Although she and her pets escaped injury, she decided not to take that risk again.

As Tropical Storm Irene moved into Maine, Steffens sought shelter at the Portland Exposition Building on Park Avenue with two of her cats and her dog, Sadie, in order to stay safe.

“I did not ignore (the warning) this time,” Steffens said Sunday. She said she wouldn’t be leaving the Expo for her Locust Street apartment until she was sure the worst had passed.

The city opened the doors of the Expo at 8 p.m. Saturday for residents to find shelter and basic necessities, including food, water, cots for sleeping and assistance from a registered nurse and city staff. About 25 people were staying or dropping in Sunday morning.

The Portland shelter was one of about 30 storm-related shelters operating in Maine on Sunday, including six in Cumberland County, said Amy Faulkingham, resource coordinator for 211 Maine.

Shelter populations were generally low, with most shelters in southern Maine reporting only a handful of occupants, said Jason Shedlock, regional spokesman for the American Red Cross of Maine.

Steffens said the Portland shelter staff “couldn’t be nicer.” The city helped her get food and cat litter for her animals as well as providing her a safe and dry place to ride out the heavy rain and winds.

Chris Farwell, an event coordinator who helped staff the shelter, said people were waiting at 7 p.m. Saturday for the Expo’s doors to open.

Depending on the storm, the shelter will stay open at least through early this morning, he said.

The Expo, more commonly used for sporting events, music concerts, and other large community gatherings, hosted card games, conversations and coffee and breakfast Sunday morning.

Tracy Brown of Portland said she arrived Saturday night and will stay until the weather clears.

“This is the place to be,” Brown said. “They went all-out.”

Mayor Nicholas Mavodones stopped at the shelter Sunday morning as he made the rounds of the city to check on conditions.

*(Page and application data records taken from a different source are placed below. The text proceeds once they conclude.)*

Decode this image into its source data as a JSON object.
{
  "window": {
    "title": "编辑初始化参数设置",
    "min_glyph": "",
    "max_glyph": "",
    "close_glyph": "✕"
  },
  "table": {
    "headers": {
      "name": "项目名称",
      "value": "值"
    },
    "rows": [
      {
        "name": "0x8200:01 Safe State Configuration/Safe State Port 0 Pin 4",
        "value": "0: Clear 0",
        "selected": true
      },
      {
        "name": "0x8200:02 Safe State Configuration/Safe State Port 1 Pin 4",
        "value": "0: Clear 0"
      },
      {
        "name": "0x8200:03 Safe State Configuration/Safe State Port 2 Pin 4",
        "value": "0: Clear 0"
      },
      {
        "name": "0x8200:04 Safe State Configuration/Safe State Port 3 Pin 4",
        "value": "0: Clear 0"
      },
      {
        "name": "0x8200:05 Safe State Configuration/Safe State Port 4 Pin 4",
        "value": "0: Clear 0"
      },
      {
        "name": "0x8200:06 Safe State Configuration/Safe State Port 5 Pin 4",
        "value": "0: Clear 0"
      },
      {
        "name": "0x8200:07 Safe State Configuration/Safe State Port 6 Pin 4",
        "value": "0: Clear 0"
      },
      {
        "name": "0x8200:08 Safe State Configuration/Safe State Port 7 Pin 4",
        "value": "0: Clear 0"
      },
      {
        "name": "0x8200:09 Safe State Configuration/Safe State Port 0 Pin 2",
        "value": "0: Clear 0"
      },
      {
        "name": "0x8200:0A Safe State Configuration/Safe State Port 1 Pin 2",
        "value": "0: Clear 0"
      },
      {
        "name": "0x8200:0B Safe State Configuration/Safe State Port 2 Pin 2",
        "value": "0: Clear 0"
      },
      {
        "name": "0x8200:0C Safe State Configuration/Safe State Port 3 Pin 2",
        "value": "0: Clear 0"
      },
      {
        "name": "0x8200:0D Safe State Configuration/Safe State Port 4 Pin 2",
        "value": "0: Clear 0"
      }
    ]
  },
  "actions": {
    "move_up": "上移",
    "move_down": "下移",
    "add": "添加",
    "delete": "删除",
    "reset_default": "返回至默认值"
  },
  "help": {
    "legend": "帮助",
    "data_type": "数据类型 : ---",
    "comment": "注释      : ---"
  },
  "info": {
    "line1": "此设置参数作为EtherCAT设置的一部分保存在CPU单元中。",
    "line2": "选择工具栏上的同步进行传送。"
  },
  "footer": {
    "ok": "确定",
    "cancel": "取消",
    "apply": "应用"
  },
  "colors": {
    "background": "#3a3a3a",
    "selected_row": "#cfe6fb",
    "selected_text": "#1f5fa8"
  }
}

He said there did not appear to be any serious problems, and he praised the efforts of city officials to prepare for the storm.

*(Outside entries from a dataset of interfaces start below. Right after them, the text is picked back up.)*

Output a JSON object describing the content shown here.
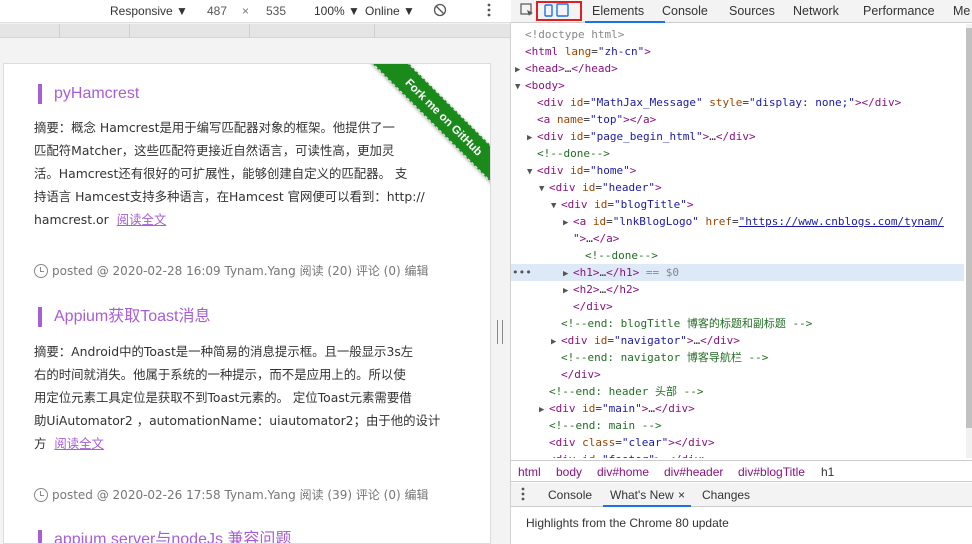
{
  "device_toolbar": {
    "preset": "Responsive ▼",
    "width": "487",
    "times": "×",
    "height": "535",
    "zoom": "100% ▼",
    "throttle": "Online ▼",
    "rotate_icon": "rotate-icon",
    "more_icon": "more-vert-icon"
  },
  "page": {
    "ribbon": "Fork me on GitHub",
    "posts": [
      {
        "title": "pyHamcrest",
        "lines": [
          "摘要：概念 Hamcrest是用于编写匹配器对象的框架。他提供了一",
          "匹配符Matcher，这些匹配符更接近自然语言，可读性高，更加灵",
          "活。Hamcrest还有很好的可扩展性，能够创建自定义的匹配器。 支",
          "持语言 Hamcest支持多种语言，在Hamcest 官网便可以看到：http://",
          "hamcrest.or"
        ],
        "more": "阅读全文",
        "meta": "posted @ 2020-02-28 16:09 Tynam.Yang 阅读 (20) 评论 (0) 编辑"
      },
      {
        "title": "Appium获取Toast消息",
        "lines": [
          "摘要：Android中的Toast是一种简易的消息提示框。且一般显示3s左",
          "右的时间就消失。他属于系统的一种提示，而不是应用上的。所以使",
          "用定位元素工具定位是获取不到Toast元素的。 定位Toast元素需要借",
          "助UiAutomator2 ，automationName：uiautomator2；由于他的设计",
          "方"
        ],
        "more": "阅读全文",
        "meta": "posted @ 2020-02-26 17:58 Tynam.Yang 阅读 (39) 评论 (0) 编辑"
      },
      {
        "title": "appium server与nodeJs 兼容问题"
      }
    ]
  },
  "devtools": {
    "tabs": [
      "Elements",
      "Console",
      "Sources",
      "Network",
      "Performance",
      "Me"
    ],
    "tree": [
      {
        "i": 0,
        "html": "<span class='gr'>&lt;!doctype html&gt;</span>"
      },
      {
        "i": 0,
        "html": "<span class='tg'>&lt;html</span> <span class='at'>lang</span>=<span class='av'>\"zh-cn\"</span><span class='tg'>&gt;</span>"
      },
      {
        "i": 0,
        "a": "▶",
        "html": "<span class='tg'>&lt;head&gt;</span>…<span class='tg'>&lt;/head&gt;</span>"
      },
      {
        "i": 0,
        "a": "▼",
        "html": "<span class='tg'>&lt;body&gt;</span>"
      },
      {
        "i": 1,
        "html": "<span class='tg'>&lt;div</span> <span class='at'>id</span>=<span class='av'>\"MathJax_Message\"</span> <span class='at'>style</span>=<span class='av'>\"display: none;\"</span><span class='tg'>&gt;&lt;/div&gt;</span>"
      },
      {
        "i": 1,
        "html": "<span class='tg'>&lt;a</span> <span class='at'>name</span>=<span class='av'>\"top\"</span><span class='tg'>&gt;&lt;/a&gt;</span>"
      },
      {
        "i": 1,
        "a": "▶",
        "html": "<span class='tg'>&lt;div</span> <span class='at'>id</span>=<span class='av'>\"page_begin_html\"</span><span class='tg'>&gt;</span>…<span class='tg'>&lt;/div&gt;</span>"
      },
      {
        "i": 1,
        "html": "<span class='cm'>&lt;!--done--&gt;</span>"
      },
      {
        "i": 1,
        "a": "▼",
        "html": "<span class='tg'>&lt;div</span> <span class='at'>id</span>=<span class='av'>\"home\"</span><span class='tg'>&gt;</span>"
      },
      {
        "i": 2,
        "a": "▼",
        "html": "<span class='tg'>&lt;div</span> <span class='at'>id</span>=<span class='av'>\"header\"</span><span class='tg'>&gt;</span>"
      },
      {
        "i": 3,
        "a": "▼",
        "html": "<span class='tg'>&lt;div</span> <span class='at'>id</span>=<span class='av'>\"blogTitle\"</span><span class='tg'>&gt;</span>"
      },
      {
        "i": 4,
        "a": "▶",
        "html": "<span class='tg'>&lt;a</span> <span class='at'>id</span>=<span class='av'>\"lnkBlogLogo\"</span> <span class='at'>href</span>=<span class='av link'>\"https://www.cnblogs.com/tynam/</span>"
      },
      {
        "i": 4,
        "html": "<span class='av'>\"</span><span class='tg'>&gt;</span>…<span class='tg'>&lt;/a&gt;</span>"
      },
      {
        "i": 5,
        "html": "<span class='cm'>&lt;!--done--&gt;</span>"
      },
      {
        "i": 4,
        "a": "▶",
        "sel": true,
        "html": "<span class='tg'>&lt;h1&gt;</span>…<span class='tg'>&lt;/h1&gt;</span> <span class='gr'>== $0</span>"
      },
      {
        "i": 4,
        "a": "▶",
        "html": "<span class='tg'>&lt;h2&gt;</span>…<span class='tg'>&lt;/h2&gt;</span>"
      },
      {
        "i": 4,
        "html": "<span class='tg'>&lt;/div&gt;</span>"
      },
      {
        "i": 3,
        "html": "<span class='cm'>&lt;!--end: blogTitle 博客的标题和副标题 --&gt;</span>"
      },
      {
        "i": 3,
        "a": "▶",
        "html": "<span class='tg'>&lt;div</span> <span class='at'>id</span>=<span class='av'>\"navigator\"</span><span class='tg'>&gt;</span>…<span class='tg'>&lt;/div&gt;</span>"
      },
      {
        "i": 3,
        "html": "<span class='cm'>&lt;!--end: navigator 博客导航栏 --&gt;</span>"
      },
      {
        "i": 3,
        "html": "<span class='tg'>&lt;/div&gt;</span>"
      },
      {
        "i": 2,
        "html": "<span class='cm'>&lt;!--end: header 头部 --&gt;</span>"
      },
      {
        "i": 2,
        "a": "▶",
        "html": "<span class='tg'>&lt;div</span> <span class='at'>id</span>=<span class='av'>\"main\"</span><span class='tg'>&gt;</span>…<span class='tg'>&lt;/div&gt;</span>"
      },
      {
        "i": 2,
        "html": "<span class='cm'>&lt;!--end: main --&gt;</span>"
      },
      {
        "i": 2,
        "html": "<span class='tg'>&lt;div</span> <span class='at'>class</span>=<span class='av'>\"clear\"</span><span class='tg'>&gt;&lt;/div&gt;</span>"
      },
      {
        "i": 2,
        "a": "▶",
        "html": "<span class='tg'>&lt;div</span> <span class='at'>id</span>=<span class='av'>\"footer\"</span><span class='tg'>&gt;</span>…<span class='tg'>&lt;/div&gt;</span>"
      }
    ],
    "breadcrumbs": [
      "html",
      "body",
      "div#home",
      "div#header",
      "div#blogTitle",
      "h1"
    ],
    "drawer_tabs": [
      "Console",
      "What's New",
      "Changes"
    ],
    "drawer_close": "×",
    "drawer_body": "Highlights from the Chrome 80 update"
  }
}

“It was a really good move to open the shelter,” Mavodones said.

He also said he hoped residents would check on the well-being of their neighbors as the storm passed through the city overnight.

Staff Writer Ellie Cole can be contacted at 791-6359 or at: [email protected]